Are you tired of endless grading? It’s the end of the semester, and you’re dreading the hours and hours of grading. After all of your work, you’re not even sure if students will learn from your pages and pages of ink. But what if you could grade more effectively, in less time AND help your students? Thankfully, there are several strategies you can employ through “Minimal Marking.”

Here are a few suggestions:

  • Don’t correct all mistakes. Research in composition has shown that students learn much more about error correction when they have to find and correct their own errors. Instead, make a checkmark next to the line (or, grading online, highlight the line or put it in bold) and ask students to find the problems. Usually, they will catch the error on a second read.
  • Identify patterns of errors and point them out. Say they are having trouble with subject verb agreement or past tenses. Correct one or two problems with subject verb agreement and then ask them to go through the rest of the paper and correct the others.
  • “Sit on your hands/put away the red pen.” If you are requiring your students to resubmit a paper, try to resist the urge to correct everything. Limit yourself to 2-3 elements the next draft should address such as conceptualization and organization. Papers that are covered in comments (however useful) are often overwhelming and do not help the student see a path to revision.
  • Grading rubrics: Giving students a breakdown of how you will grade their papers offers you an easy way to justify a grade and explain areas for improvement without the necessity of correcting line-by-line.
  • Ask the students to talk about revisions. If you’ve allowed for multiple drafts, prior to the students handing in a final paper, ask them to reflect briefly on how they’ve incorporated your changes. This works to prevent them from just resubmitting without addressing each of your points and allows you to focus on how the writing has or has not progressed.

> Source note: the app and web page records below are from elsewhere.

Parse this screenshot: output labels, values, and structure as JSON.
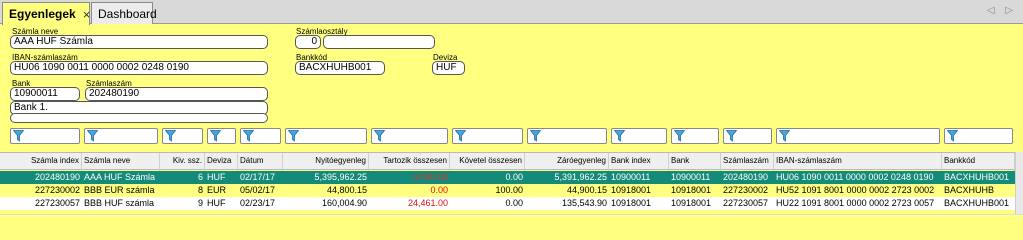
{
  "tabs": [
    {
      "label": "Egyenlegek",
      "close": "×"
    },
    {
      "label": "Dashboard"
    }
  ],
  "nav_arrows": "◁ ▷",
  "form": {
    "szamla_neve": {
      "label": "Számla neve",
      "value": "AAA HUF Számla"
    },
    "szamlaosztaly": {
      "label": "Számlaosztály",
      "value": "0",
      "value2": ""
    },
    "iban": {
      "label": "IBAN-számlaszám",
      "value": "HU06 1090 0011 0000 0002 0248 0190"
    },
    "bankkod": {
      "label": "Bankkód",
      "value": "BACXHUHB001"
    },
    "deviza": {
      "label": "Deviza",
      "value": "HUF"
    },
    "bank": {
      "label": "Bank",
      "value": "10900011"
    },
    "szamlaszam": {
      "label": "Számlaszám",
      "value": "202480190"
    },
    "bank_nev": {
      "value": "Bank 1."
    },
    "extra": {
      "value": ""
    }
  },
  "columns": [
    "Számla index",
    "Számla neve",
    "Kiv. ssz.",
    "Deviza",
    "Dátum",
    "Nyitóegyenleg",
    "Tartozik összesen",
    "Követel összesen",
    "Záróegyenleg",
    "Bank index",
    "Bank",
    "Számlaszám",
    "IBAN-számlaszám",
    "Bankkód"
  ],
  "rows": [
    [
      "202480190",
      "AAA HUF Számla",
      "6",
      "HUF",
      "02/17/17",
      "5,395,962.25",
      "4,000.00",
      "0.00",
      "5,391,962.25",
      "10900011",
      "10900011",
      "202480190",
      "HU06 1090 0011 0000 0002 0248 0190",
      "BACXHUHB001"
    ],
    [
      "227230002",
      "BBB EUR számla",
      "8",
      "EUR",
      "05/02/17",
      "44,800.15",
      "0.00",
      "100.00",
      "44,900.15",
      "10918001",
      "10918001",
      "227230002",
      "HU52 1091 8001 0000 0002 2723 0002",
      "BACXHUHB"
    ],
    [
      "227230057",
      "BBB HUF számla",
      "9",
      "HUF",
      "02/23/17",
      "160,004.90",
      "24,461.00",
      "0.00",
      "135,543.90",
      "10918001",
      "10918001",
      "227230057",
      "HU22 1091 8001 0000 0002 2723 0057",
      "BACXHUHB001"
    ]
  ],
  "colors": {
    "accent": "#138a7a",
    "background": "#ffff80",
    "negative": "#e01010"
  },
  "icons": {
    "filter": "filter-icon",
    "close": "close-icon"
  }
}
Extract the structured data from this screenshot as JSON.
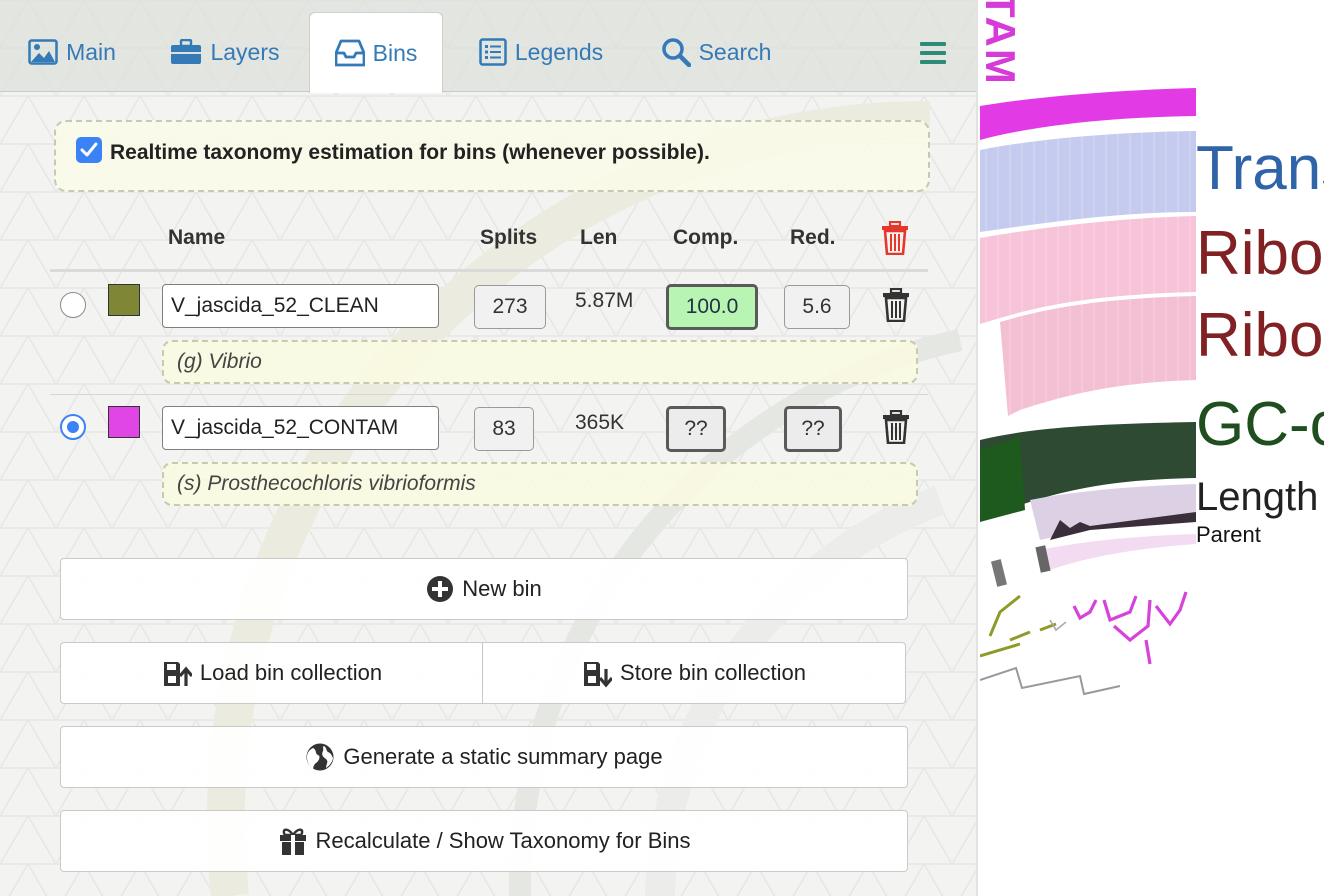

There are many different types or rubrics, and many are not painful at all. This post from the Cult of Pedagogy talks about some commonly used rubrics.

You may also consider student self-grading. This post from Faculty Focus discusses how self-grading can be helpful.


Credits: Original post by Lindsey Albracht, Christina Nadler, and the students in the Macaulay Honors Program at Queens College; updated and remixed by Charlotte Thurston.

Featured image from The Pattern Library.

Last updated: July 13th, 2020.